Also, just thought of it, but Lisa and Twelve are pretty similar, in how they’d sacrifice themselves for the other, in how they’d just go and act, not because it makes sense, but because they can’t bear it any other way.
Ahahah. That James Bond villain comparison with Five is pretty spot on.
I wouldn’t be too surprised if Five’s handler discards her later in the series if he deems that she is a liability to his mission. During this episode, when Five’s handler was expressing his concern with obtaining the location of the “object” if Five were to continue her game, for a split second, I thought he would shoot her or override her authority and stop the bomb.
The zoomed up face of his distaste when the agitated Five said “shut up,” (how dare she insult me in Engrish! :P) shows that he has no emotional connections to her. While he did let her do her thing and she did manage to obtain the results he wanted from her game, I think it was a pretty close call for her. When things escalate even further and stakes become even higher, I doubt her handler would show the same restraint that he did this episode if Five’s goals began to deviate from his.
Then again I could be just over-analysing the split second facial expression of a minor character. :/
What do you think?

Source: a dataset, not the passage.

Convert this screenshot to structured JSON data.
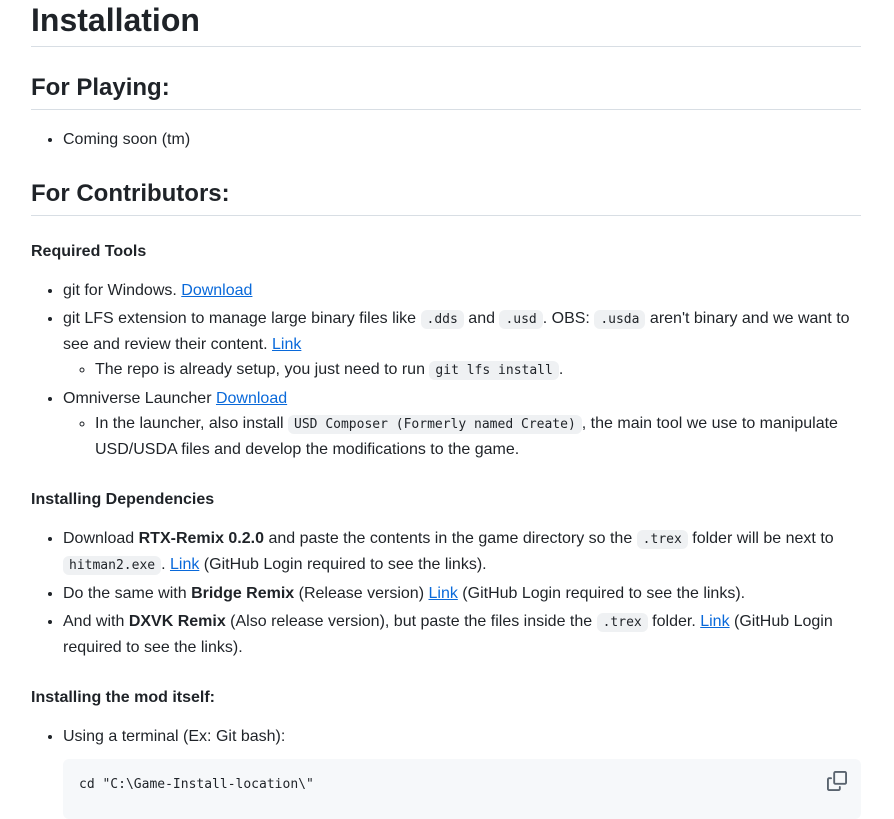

I definitely saw his shock/distaste as well, but in the end he did not overrule here. She’s a tool, but she’s the true power, he’s just her handler, it seems. I don’t really know how their relationship goes, and it could have definitely been beefed up in a lengthier series.